Over a decade ago, two friends—Tyson Swasey and Nick Badovinac—were sitting in Love Muffin cafe, talking about a rock shelf near the 4×4 route at the Amasa Back area off Kane Creek Road. The shelf looked like it held promise for a mountain bike trail.
“I was like, well, are you doing anything right now?” Swasey recalls asking his friend. The two went and hiked the area, which was “pretty gnarly,” Swasey said, but didn’t find any deal-breaking features in the landscape beyond a few narrow squeezes.
“We were just blown away,” Swasey said. “Thinking that this will be a big project, but it could work.”
The two contacted Scott Escott, who worked with Trail Mix at the time, with their idea. From there, the project took off—there were no surface occupancy issues in the area (issues like bighorn sheep migration areas, nesting habitats, or archaeological sites), and Trail Mix quickly wrote a proposal for the trail. It kept snowballing: Swasey and Badovinac spent a month and a half designing the trail, the Bureau of Land Management completed an environmental assessment with a thumbs-up to proceed, and Swasey was hired as the trail crew leader for what would become the Captain Ahab mountain bike trail, known as one of the most exciting, scenic, and challenging trails in the country.
This year, it turns 10 years old. The trail was a huge effort by the community, Swasey said—by Trail Mix, the BLM, and the hundreds of volunteers who helped build it then and have helped maintain it over the years.
“It’s pretty amazing,” Swasey said. “It’s surreal for me that it’s 10 years old. Captain Ahab was the spark for the last decade of my trail-building career.”
On Saturday, March 11, all those people, and the trail itself, will be celebrated during a Captain Ahab anniversary event. The full day of celebrations will begin at 8:30 a.m. with coffee and donuts at the trailhead, followed by a trail work party from 9:30 a.m. to 12 p.m., then a group ride/run/hike of the trail with members of Trail Mix, Grand County Trails, and the BLM on site to chat about the trail’s history.
In the evening, starting at 7 p.m., there will be an after-party at Dewey’s Restaurant—the local trail designers, planners, and builders will talk about how the trail came to be and how it’s currently maintained.
The biggest change on the trail is its rockiness, Swasey said. He and Badovinac designed the trail with erosion in mind, but in the last decade, floods and rock falls have changed the landscape significantly. The trail team returns to the trail every winter to rebuild sections of it, and Swasey said it’s amazing to see how much the trail can change over the course of just one rainstorm.
Plus, of course, the trail is now extremely popular. The trailhead itself has become a multi-sport hub: on a warm spring day, bikers, BASE jumpers, climbers, runners, hikers and 4×4 enthusiasts can all be found at the Amasa Back trailhead parking lot.
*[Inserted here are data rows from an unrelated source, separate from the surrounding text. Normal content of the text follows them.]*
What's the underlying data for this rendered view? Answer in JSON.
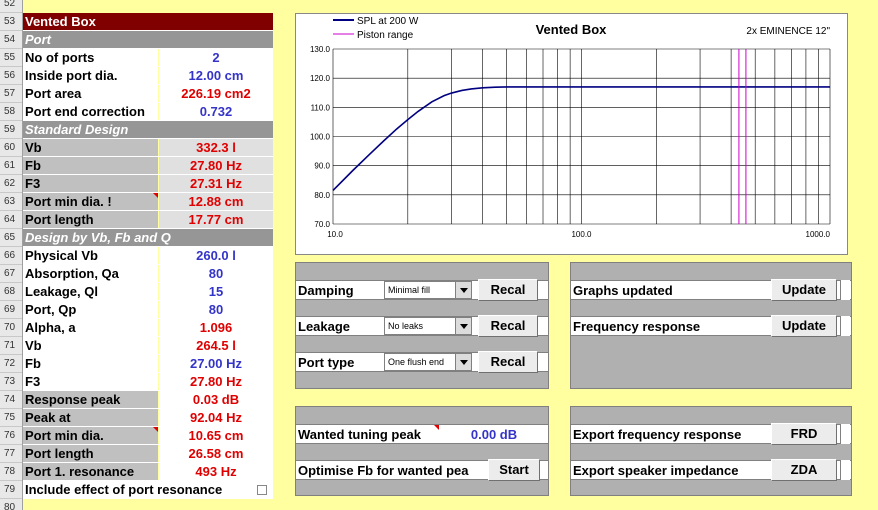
{
  "row_numbers": [
    "52",
    "53",
    "54",
    "55",
    "56",
    "57",
    "58",
    "59",
    "60",
    "61",
    "62",
    "63",
    "64",
    "65",
    "66",
    "67",
    "68",
    "69",
    "70",
    "71",
    "72",
    "73",
    "74",
    "75",
    "76",
    "77",
    "78",
    "79",
    "80"
  ],
  "table": {
    "title": "Vented Box",
    "port_header": "Port",
    "no_of_ports": {
      "label": "No of ports",
      "value": "2"
    },
    "inside_port_dia": {
      "label": "Inside port dia.",
      "value": "12.00 cm"
    },
    "port_area": {
      "label": "Port area",
      "value": "226.19 cm2"
    },
    "port_end_correction": {
      "label": "Port end correction",
      "value": "0.732"
    },
    "standard_header": "Standard Design",
    "std_vb": {
      "label": "Vb",
      "value": "332.3 l"
    },
    "std_fb": {
      "label": "Fb",
      "value": "27.80 Hz"
    },
    "std_f3": {
      "label": "F3",
      "value": "27.31 Hz"
    },
    "std_port_min_dia": {
      "label": "Port min dia. !",
      "value": "12.88 cm"
    },
    "std_port_length": {
      "label": "Port length",
      "value": "17.77 cm"
    },
    "design_header": "Design by Vb, Fb and Q",
    "physical_vb": {
      "label": "Physical Vb",
      "value": "260.0 l"
    },
    "absorption": {
      "label": "Absorption, Qa",
      "value": "80"
    },
    "leakage": {
      "label": "Leakage, Ql",
      "value": "15"
    },
    "port_qp": {
      "label": "Port, Qp",
      "value": "80"
    },
    "alpha": {
      "label": "Alpha, a",
      "value": "1.096"
    },
    "d_vb": {
      "label": "Vb",
      "value": "264.5 l"
    },
    "d_fb": {
      "label": "Fb",
      "value": "27.00 Hz"
    },
    "d_f3": {
      "label": "F3",
      "value": "27.80 Hz"
    },
    "response_peak": {
      "label": "Response peak",
      "value": "0.03 dB"
    },
    "peak_at": {
      "label": "Peak at",
      "value": "92.04 Hz"
    },
    "d_port_min_dia": {
      "label": "Port min dia.",
      "value": "10.65 cm"
    },
    "d_port_length": {
      "label": "Port length",
      "value": "26.58 cm"
    },
    "port_resonance": {
      "label": "Port 1. resonance",
      "value": "493 Hz"
    },
    "include_effect": {
      "label": "Include effect of port resonance"
    }
  },
  "panels": {
    "damping": {
      "label": "Damping",
      "select": "Minimal fill",
      "button": "Recal"
    },
    "leakage": {
      "label": "Leakage",
      "select": "No leaks",
      "button": "Recal"
    },
    "port_type": {
      "label": "Port type",
      "select": "One flush end",
      "button": "Recal"
    },
    "graphs_updated": {
      "label": "Graphs updated",
      "button": "Update"
    },
    "frequency_response": {
      "label": "Frequency response",
      "button": "Update"
    },
    "wanted_tuning_peak": {
      "label": "Wanted tuning peak",
      "value": "0.00 dB"
    },
    "optimise_fb": {
      "label": "Optimise Fb for wanted pea",
      "button": "Start"
    },
    "export_freq": {
      "label": "Export frequency response",
      "button": "FRD"
    },
    "export_imp": {
      "label": "Export speaker impedance",
      "button": "ZDA"
    }
  },
  "colors": {
    "title_bg": "#800000",
    "section_bg": "#969696",
    "value_blue": "#3434c8",
    "value_red": "#e00000",
    "sheet_bg": "#ffffa0",
    "curve": "#000080",
    "piston": "#cc00cc"
  },
  "chart_data": {
    "type": "line",
    "title": "Vented Box",
    "subtitle": "2x EMINENCE 12\"",
    "x_scale": "log",
    "xlim": [
      10,
      1000
    ],
    "ylim": [
      70,
      130
    ],
    "x_ticks": [
      "10.0",
      "100.0",
      "1000.0"
    ],
    "y_ticks": [
      "70.0",
      "80.0",
      "90.0",
      "100.0",
      "110.0",
      "120.0",
      "130.0"
    ],
    "grid": true,
    "legend_position": "top-left",
    "series": [
      {
        "name": "SPL at 200 W",
        "color": "#000080",
        "x": [
          10,
          12,
          14,
          16,
          18,
          20,
          22,
          25,
          28,
          30,
          33,
          36,
          40,
          45,
          50,
          60,
          80,
          100,
          200,
          500,
          1000
        ],
        "y": [
          81.5,
          88.3,
          93.8,
          98.5,
          102.5,
          105.8,
          108.6,
          111.9,
          114.0,
          114.9,
          115.8,
          116.3,
          116.7,
          116.9,
          117.0,
          117.0,
          117.0,
          117.0,
          117.0,
          117.0,
          117.0
        ]
      },
      {
        "name": "Piston range",
        "color": "#cc00cc",
        "x": [
          430,
          430
        ],
        "y": [
          70,
          130
        ]
      }
    ]
  }
}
“It turns into this big social scene up there—people lizarding out on the rocks, just soaking up the sun,” Swasey said. “That’s always a pretty awe-inspiring moment.”